[Data records for software interfaces]
*****
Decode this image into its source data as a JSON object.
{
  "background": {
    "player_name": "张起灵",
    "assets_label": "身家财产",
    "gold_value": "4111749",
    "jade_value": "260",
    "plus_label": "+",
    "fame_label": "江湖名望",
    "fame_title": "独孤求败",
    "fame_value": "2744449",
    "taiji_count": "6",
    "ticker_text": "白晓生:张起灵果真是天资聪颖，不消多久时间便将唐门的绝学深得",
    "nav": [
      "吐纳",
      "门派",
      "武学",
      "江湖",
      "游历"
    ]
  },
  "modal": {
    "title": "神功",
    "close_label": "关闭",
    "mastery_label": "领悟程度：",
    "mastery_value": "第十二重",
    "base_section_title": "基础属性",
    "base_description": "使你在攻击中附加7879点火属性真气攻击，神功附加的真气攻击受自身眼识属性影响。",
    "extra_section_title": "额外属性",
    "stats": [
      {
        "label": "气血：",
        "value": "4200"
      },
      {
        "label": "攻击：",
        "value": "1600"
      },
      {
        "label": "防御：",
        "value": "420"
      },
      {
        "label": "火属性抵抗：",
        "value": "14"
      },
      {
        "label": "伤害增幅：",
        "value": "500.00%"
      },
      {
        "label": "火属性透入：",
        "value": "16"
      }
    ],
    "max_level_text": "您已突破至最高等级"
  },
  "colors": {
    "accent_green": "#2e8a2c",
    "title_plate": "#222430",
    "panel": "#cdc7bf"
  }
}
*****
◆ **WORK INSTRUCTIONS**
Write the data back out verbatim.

◆ **SOLUTION TO THIS EXERCISE**
Decode this image into its source data as a JSON object.
{
  "background": {
    "player_name": "张起灵",
    "assets_label": "身家财产",
    "gold_value": "4111749",
    "jade_value": "260",
    "plus_label": "+",
    "fame_label": "江湖名望",
    "fame_title": "独孤求败",
    "fame_value": "2744449",
    "taiji_count": "6",
    "ticker_text": "白晓生:张起灵果真是天资聪颖，不消多久时间便将唐门的绝学深得",
    "nav": [
      "吐纳",
      "门派",
      "武学",
      "江湖",
      "游历"
    ]
  },
  "modal": {
    "title": "神功",
    "close_label": "关闭",
    "mastery_label": "领悟程度：",
    "mastery_value": "第十二重",
    "base_section_title": "基础属性",
    "base_description": "使你在攻击中附加7879点火属性真气攻击，神功附加的真气攻击受自身眼识属性影响。",
    "extra_section_title": "额外属性",
    "stats": [
      {
        "label": "气血：",
        "value": "4200"
      },
      {
        "label": "攻击：",
        "value": "1600"
      },
      {
        "label": "防御：",
        "value": "420"
      },
      {
        "label": "火属性抵抗：",
        "value": "14"
      },
      {
        "label": "伤害增幅：",
        "value": "500.00%"
      },
      {
        "label": "火属性透入：",
        "value": "16"
      }
    ],
    "max_level_text": "您已突破至最高等级"
  },
  "colors": {
    "accent_green": "#2e8a2c",
    "title_plate": "#222430",
    "panel": "#cdc7bf"
  }
}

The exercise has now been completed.